If social partners conclude that they do not wish to enter negotiations on this issue among themselves, the Commission will proceed with the second stage of the consultation process seeking social partners' views on the content of the envisaged EU action. If again social partners do not signal their wish to negotiate, the Commission has announced that it will put forward an initiative by the end of the year.

In her Political Guidelines, Commission President von der Leyen stressed that "digital transformation brings fast change that affects our labour markets". She undertook the commitment to "look at ways of improving the labour conditions of platform workers".

Together with the recent public consultation launched by the Commission to allow collective bargaining for gig workers (see our article on the subject), this initiative is part of the Commission Work Programme 2021 that announced a legislative action on improving the working conditions of platform workers by the end of 2021. 

Proposal for a directive on pay transparency to ensure equal pay for equal work

At the beginning of March 2021, the European Commission presented a proposal on pay transparency to ensure that women and men in the EU get equal pay for equal work. The legislative proposal focuses on two core elements of equal pay: 

  • Measures to ensure pay transparency for workers and employers. The measures include that certain compensation-related information is disclosed to job seekers, and other details must be made available to employees. Companies with more than 250 employees must publish reports on the gender pay gap within their organisation, and they would need to make a joint pay assessment when this report reveals a pay gap.
  • Ensuring better access to justice for victims of pay discrimination. For example, workers who suffered gender pay discrimination can seek compensation and be represented in court by union representatives. The burden of proof of the absence of discrimination will lie with the employer, and Member States must fix the effective sanctions.

The proposal foresees further flexibility measures for SMEs. The proposal must now go to the EU Parliament and the Council for approval, after which there would be a two-year transposition deadline upon member states. 

Proposal for a regulation on a "Digital Green Certificate" 

At the end of March 2021, the European Commission proposed a regulation on a Digital Green Certificate to help guarantee free movement within the European Union and support the much-needed recovery of the travel and tourism sector. 

This certificate would contain necessary key information such as name, date of birth, date of issuance, relevant details on Covid-19 vaccine/ test/recovery and a unique identifier.

The goal is to be accepted in all EU Member States and ensure that restrictions currently in place can be lifted in a coordinated manner. When travelling, every EU citizen or third-country national legally staying or residing in the EU, who holds a Digital Green Certificate, should be exempted from free movement restrictions in the same way as citizens from the visited Member State. 

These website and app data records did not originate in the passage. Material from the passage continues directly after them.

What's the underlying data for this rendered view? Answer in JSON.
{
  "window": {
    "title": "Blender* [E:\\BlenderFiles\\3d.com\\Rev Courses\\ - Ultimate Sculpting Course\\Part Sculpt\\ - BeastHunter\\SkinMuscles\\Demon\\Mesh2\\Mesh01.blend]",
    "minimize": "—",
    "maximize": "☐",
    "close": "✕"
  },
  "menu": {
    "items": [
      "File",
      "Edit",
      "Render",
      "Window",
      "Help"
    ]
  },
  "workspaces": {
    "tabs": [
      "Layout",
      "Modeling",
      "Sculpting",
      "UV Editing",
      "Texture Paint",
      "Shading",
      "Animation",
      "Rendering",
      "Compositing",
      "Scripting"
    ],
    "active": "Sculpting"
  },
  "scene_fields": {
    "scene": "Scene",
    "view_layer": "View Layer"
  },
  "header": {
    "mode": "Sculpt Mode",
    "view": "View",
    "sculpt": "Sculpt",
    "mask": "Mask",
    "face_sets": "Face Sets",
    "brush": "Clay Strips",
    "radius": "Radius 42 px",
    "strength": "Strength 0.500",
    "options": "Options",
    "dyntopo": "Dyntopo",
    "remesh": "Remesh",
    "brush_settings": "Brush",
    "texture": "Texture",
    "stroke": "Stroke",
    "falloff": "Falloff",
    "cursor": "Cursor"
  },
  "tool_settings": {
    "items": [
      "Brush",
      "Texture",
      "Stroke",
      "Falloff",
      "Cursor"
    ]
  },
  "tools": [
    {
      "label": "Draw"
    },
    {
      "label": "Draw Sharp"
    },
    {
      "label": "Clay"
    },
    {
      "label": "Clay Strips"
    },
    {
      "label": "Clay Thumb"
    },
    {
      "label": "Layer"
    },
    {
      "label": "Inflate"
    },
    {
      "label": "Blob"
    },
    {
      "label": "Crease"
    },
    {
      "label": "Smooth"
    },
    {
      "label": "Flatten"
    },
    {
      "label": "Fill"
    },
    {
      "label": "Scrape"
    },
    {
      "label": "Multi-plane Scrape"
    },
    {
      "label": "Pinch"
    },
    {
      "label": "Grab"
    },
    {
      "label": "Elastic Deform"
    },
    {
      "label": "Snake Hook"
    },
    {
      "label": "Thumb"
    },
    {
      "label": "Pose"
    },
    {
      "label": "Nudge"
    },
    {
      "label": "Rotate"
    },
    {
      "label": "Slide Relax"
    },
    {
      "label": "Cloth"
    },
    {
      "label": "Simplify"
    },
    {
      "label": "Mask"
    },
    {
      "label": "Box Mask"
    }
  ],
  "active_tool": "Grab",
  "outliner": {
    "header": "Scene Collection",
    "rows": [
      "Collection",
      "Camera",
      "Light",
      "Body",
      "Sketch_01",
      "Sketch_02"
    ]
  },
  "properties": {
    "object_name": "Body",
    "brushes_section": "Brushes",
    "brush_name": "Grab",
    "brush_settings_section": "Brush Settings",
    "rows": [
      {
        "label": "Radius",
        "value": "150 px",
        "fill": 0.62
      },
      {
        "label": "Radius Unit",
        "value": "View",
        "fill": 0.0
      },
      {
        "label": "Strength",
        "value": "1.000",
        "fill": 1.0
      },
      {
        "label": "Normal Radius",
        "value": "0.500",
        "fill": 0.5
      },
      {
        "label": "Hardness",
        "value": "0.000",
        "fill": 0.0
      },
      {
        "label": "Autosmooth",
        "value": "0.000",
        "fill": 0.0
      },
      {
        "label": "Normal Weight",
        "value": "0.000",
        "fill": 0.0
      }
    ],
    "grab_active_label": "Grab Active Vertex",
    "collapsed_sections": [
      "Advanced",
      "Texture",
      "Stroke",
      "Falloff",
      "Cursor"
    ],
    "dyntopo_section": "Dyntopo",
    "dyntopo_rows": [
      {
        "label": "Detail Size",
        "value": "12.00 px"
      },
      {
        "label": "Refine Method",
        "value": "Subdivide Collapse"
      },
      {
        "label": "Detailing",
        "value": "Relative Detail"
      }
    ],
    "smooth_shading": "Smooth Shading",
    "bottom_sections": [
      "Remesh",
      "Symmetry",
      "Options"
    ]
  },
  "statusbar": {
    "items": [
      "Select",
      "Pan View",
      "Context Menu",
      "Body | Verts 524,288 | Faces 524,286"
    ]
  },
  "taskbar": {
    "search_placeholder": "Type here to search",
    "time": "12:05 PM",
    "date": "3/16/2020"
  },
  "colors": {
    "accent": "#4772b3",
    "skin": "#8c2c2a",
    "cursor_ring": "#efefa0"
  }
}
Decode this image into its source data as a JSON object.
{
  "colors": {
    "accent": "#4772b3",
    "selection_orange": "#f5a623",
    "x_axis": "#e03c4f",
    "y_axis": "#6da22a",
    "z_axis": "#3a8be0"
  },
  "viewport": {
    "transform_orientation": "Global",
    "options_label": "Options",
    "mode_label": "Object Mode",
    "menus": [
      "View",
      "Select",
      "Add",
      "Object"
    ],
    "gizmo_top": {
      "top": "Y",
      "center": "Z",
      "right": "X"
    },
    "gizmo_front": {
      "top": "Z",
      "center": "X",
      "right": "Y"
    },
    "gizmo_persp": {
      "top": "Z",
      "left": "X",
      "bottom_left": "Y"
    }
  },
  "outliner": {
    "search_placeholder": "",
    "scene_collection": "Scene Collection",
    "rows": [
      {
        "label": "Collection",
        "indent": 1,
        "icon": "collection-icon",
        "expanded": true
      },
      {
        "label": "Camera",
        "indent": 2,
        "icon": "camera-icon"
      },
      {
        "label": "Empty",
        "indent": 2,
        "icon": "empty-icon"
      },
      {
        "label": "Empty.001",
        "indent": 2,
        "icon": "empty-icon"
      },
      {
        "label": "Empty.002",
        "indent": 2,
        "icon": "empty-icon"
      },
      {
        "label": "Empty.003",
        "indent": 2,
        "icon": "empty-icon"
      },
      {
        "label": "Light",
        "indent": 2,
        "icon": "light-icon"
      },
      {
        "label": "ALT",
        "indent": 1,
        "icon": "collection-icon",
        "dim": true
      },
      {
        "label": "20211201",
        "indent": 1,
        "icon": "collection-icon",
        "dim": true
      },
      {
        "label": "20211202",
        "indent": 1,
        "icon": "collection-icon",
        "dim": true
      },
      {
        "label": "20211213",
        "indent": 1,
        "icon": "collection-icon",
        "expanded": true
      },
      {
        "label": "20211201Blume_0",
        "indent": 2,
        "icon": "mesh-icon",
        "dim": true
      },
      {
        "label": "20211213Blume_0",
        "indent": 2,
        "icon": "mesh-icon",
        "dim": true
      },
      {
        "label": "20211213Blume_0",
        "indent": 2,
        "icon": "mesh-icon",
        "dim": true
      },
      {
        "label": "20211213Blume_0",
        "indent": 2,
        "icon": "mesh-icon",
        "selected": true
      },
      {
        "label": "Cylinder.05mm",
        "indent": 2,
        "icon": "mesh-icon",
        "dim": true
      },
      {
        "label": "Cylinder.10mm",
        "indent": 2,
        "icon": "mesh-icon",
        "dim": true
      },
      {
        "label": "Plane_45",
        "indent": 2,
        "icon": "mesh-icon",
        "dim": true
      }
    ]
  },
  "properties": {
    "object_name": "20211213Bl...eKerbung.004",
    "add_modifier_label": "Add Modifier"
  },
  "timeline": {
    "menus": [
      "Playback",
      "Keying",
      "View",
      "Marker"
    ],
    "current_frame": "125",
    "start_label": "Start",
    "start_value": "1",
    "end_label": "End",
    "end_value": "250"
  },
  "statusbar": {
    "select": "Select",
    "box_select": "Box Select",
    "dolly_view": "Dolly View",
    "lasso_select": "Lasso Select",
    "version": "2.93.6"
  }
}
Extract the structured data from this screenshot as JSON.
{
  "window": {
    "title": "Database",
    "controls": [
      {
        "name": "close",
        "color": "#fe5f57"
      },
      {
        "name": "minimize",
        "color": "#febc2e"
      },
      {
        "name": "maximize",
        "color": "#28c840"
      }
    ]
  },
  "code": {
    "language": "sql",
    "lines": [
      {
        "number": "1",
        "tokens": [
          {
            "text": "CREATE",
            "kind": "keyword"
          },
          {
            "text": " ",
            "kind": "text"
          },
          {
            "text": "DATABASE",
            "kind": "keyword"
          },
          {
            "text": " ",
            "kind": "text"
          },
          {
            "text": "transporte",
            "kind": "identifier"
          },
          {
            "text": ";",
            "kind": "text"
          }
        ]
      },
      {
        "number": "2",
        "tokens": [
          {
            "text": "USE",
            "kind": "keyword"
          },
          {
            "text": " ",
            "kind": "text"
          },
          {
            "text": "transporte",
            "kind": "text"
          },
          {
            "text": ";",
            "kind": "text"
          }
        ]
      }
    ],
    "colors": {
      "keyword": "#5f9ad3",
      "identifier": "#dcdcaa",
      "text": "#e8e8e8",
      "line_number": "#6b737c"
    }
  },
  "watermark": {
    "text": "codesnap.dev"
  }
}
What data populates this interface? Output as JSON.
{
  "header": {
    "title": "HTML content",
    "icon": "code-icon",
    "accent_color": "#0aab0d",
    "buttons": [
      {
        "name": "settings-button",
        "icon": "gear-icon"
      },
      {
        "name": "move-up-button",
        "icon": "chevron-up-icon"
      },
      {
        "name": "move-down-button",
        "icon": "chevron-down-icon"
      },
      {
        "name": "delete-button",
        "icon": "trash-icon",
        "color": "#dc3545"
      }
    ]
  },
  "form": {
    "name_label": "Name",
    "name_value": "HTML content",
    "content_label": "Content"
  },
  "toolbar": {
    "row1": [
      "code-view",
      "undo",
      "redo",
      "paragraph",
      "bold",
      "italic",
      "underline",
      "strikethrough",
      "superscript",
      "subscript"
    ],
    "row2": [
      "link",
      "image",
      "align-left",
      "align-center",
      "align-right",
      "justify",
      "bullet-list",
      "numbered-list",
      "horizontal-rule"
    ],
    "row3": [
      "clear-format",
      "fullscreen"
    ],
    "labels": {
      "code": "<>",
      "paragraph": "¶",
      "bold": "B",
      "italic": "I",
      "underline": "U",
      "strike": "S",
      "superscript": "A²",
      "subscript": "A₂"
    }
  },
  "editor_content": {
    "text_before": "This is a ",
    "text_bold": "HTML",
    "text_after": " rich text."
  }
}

To facilitate its adoption by the summer, MEPs decided to accelerate the approval of the Digital Green Certificate, allowing for safe and free movement during the pandemic. The two data protection authorities – the European Data Protection Supervisor ("EDPS") and the European Data Protection Board ("EDBP) – recently adopted a joint opinion on the key privacy aspects this Regulation must address, the content of which was later discussed in the EU Parliament.